Web page and app entries:
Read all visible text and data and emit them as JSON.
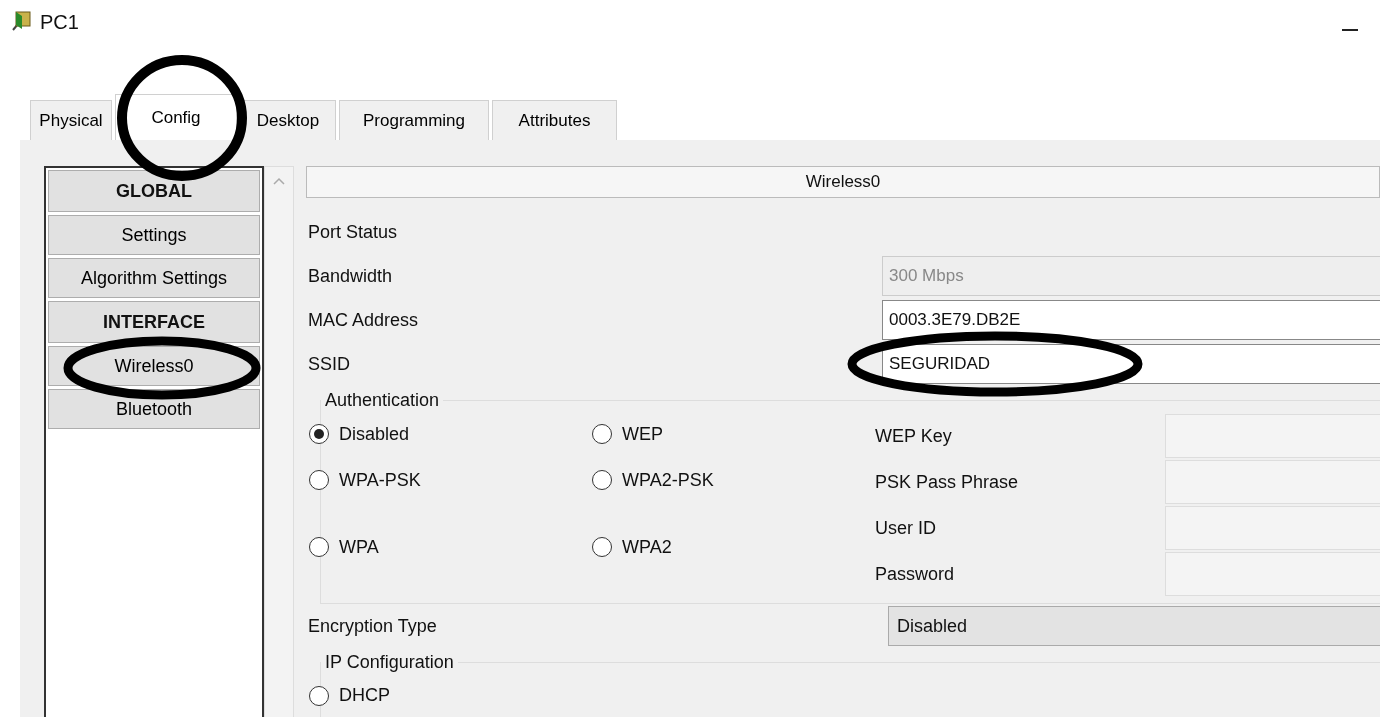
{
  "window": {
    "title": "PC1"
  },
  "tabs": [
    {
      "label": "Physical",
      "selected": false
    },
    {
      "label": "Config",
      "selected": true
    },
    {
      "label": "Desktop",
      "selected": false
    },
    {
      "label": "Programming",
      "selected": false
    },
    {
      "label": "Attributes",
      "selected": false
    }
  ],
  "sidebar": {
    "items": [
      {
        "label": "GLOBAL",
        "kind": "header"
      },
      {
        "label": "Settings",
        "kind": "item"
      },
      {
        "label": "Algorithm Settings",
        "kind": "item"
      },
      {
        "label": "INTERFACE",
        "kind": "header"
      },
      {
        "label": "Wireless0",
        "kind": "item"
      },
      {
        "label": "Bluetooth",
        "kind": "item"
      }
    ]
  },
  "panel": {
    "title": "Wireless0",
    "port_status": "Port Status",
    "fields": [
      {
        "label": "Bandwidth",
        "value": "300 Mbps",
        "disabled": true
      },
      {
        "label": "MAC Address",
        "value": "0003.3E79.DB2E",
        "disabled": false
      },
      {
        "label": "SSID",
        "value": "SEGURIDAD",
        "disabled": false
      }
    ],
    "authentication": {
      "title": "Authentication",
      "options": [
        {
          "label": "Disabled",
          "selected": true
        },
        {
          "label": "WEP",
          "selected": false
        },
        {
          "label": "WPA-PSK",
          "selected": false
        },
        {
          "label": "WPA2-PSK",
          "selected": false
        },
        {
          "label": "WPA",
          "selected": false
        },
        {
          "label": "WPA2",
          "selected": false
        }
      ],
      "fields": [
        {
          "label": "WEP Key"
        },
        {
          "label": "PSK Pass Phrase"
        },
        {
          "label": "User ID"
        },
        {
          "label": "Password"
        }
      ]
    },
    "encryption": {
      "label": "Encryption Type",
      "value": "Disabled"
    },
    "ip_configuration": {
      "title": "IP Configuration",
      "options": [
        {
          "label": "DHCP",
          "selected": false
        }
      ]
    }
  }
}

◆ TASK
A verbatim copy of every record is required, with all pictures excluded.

◆ ANSWER FOR THIS EXERCISE
Read all visible text and data and emit them as JSON.
{
  "window": {
    "title": "PC1"
  },
  "tabs": [
    {
      "label": "Physical",
      "selected": false
    },
    {
      "label": "Config",
      "selected": true
    },
    {
      "label": "Desktop",
      "selected": false
    },
    {
      "label": "Programming",
      "selected": false
    },
    {
      "label": "Attributes",
      "selected": false
    }
  ],
  "sidebar": {
    "items": [
      {
        "label": "GLOBAL",
        "kind": "header"
      },
      {
        "label": "Settings",
        "kind": "item"
      },
      {
        "label": "Algorithm Settings",
        "kind": "item"
      },
      {
        "label": "INTERFACE",
        "kind": "header"
      },
      {
        "label": "Wireless0",
        "kind": "item"
      },
      {
        "label": "Bluetooth",
        "kind": "item"
      }
    ]
  },
  "panel": {
    "title": "Wireless0",
    "port_status": "Port Status",
    "fields": [
      {
        "label": "Bandwidth",
        "value": "300 Mbps",
        "disabled": true
      },
      {
        "label": "MAC Address",
        "value": "0003.3E79.DB2E",
        "disabled": false
      },
      {
        "label": "SSID",
        "value": "SEGURIDAD",
        "disabled": false
      }
    ],
    "authentication": {
      "title": "Authentication",
      "options": [
        {
          "label": "Disabled",
          "selected": true
        },
        {
          "label": "WEP",
          "selected": false
        },
        {
          "label": "WPA-PSK",
          "selected": false
        },
        {
          "label": "WPA2-PSK",
          "selected": false
        },
        {
          "label": "WPA",
          "selected": false
        },
        {
          "label": "WPA2",
          "selected": false
        }
      ],
      "fields": [
        {
          "label": "WEP Key"
        },
        {
          "label": "PSK Pass Phrase"
        },
        {
          "label": "User ID"
        },
        {
          "label": "Password"
        }
      ]
    },
    "encryption": {
      "label": "Encryption Type",
      "value": "Disabled"
    },
    "ip_configuration": {
      "title": "IP Configuration",
      "options": [
        {
          "label": "DHCP",
          "selected": false
        }
      ]
    }
  }
}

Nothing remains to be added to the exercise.